*** Task data ***

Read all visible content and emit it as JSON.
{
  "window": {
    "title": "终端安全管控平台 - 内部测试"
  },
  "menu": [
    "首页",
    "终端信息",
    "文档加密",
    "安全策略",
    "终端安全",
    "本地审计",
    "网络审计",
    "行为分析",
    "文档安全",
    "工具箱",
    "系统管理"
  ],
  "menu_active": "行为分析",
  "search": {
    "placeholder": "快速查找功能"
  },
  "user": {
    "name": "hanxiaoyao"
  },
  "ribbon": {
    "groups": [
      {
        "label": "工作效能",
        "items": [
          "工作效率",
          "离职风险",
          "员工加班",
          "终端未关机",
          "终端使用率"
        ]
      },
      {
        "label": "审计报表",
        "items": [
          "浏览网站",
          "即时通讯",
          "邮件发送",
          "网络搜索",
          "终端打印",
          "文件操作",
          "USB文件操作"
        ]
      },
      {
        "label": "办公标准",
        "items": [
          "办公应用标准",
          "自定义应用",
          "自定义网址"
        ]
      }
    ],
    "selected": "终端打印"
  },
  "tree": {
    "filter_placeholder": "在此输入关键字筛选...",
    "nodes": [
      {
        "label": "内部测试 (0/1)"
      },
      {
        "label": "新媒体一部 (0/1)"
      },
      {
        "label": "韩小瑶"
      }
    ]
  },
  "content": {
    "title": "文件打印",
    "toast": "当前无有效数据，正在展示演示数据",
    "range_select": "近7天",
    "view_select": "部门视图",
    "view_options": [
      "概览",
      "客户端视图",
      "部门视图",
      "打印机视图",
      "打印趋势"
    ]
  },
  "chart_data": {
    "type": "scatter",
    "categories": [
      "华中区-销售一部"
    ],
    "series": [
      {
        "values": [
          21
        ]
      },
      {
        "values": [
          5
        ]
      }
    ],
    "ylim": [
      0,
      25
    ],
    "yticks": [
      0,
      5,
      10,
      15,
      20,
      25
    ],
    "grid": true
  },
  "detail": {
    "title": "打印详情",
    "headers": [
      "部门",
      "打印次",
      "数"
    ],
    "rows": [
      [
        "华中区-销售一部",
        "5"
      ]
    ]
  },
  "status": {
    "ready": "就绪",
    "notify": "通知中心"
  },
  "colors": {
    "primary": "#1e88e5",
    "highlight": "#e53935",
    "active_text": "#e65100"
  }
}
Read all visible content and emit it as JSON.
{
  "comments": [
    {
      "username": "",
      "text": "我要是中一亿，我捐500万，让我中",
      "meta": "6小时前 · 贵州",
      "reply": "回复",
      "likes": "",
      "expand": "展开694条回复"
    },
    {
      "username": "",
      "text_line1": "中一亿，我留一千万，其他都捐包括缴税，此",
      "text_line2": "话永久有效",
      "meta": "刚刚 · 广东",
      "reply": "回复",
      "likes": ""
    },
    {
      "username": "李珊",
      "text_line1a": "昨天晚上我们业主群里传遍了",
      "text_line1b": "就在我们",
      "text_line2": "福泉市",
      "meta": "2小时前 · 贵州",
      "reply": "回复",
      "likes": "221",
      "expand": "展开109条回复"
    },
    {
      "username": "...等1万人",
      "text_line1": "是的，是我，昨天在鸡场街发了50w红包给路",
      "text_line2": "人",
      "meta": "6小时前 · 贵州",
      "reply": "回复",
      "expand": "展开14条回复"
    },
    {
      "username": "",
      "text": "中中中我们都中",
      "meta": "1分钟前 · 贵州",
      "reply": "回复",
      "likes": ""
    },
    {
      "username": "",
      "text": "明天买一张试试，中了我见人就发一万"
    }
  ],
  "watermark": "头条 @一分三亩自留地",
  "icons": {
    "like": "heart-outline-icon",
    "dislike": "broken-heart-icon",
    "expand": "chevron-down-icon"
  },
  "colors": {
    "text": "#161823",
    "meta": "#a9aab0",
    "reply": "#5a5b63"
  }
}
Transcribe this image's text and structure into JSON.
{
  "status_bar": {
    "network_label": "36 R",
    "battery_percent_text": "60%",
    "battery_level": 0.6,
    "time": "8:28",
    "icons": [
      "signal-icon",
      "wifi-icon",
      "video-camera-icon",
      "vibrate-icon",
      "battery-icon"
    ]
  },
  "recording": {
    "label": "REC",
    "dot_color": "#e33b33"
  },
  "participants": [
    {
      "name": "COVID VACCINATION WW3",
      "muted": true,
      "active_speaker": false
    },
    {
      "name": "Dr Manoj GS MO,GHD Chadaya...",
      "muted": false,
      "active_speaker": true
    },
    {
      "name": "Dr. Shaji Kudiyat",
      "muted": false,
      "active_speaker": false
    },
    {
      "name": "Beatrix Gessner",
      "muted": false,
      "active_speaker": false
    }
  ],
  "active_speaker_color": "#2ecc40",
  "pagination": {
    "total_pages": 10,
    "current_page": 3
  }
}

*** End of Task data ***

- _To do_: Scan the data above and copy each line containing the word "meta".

- _Worked solution_:
      "meta": "6小时前 · 贵州",
      "meta": "刚刚 · 广东",
      "meta": "2小时前 · 贵州",
      "meta": "6小时前 · 贵州",
      "meta": "1分钟前 · 贵州",
    "meta": "#a9aab0",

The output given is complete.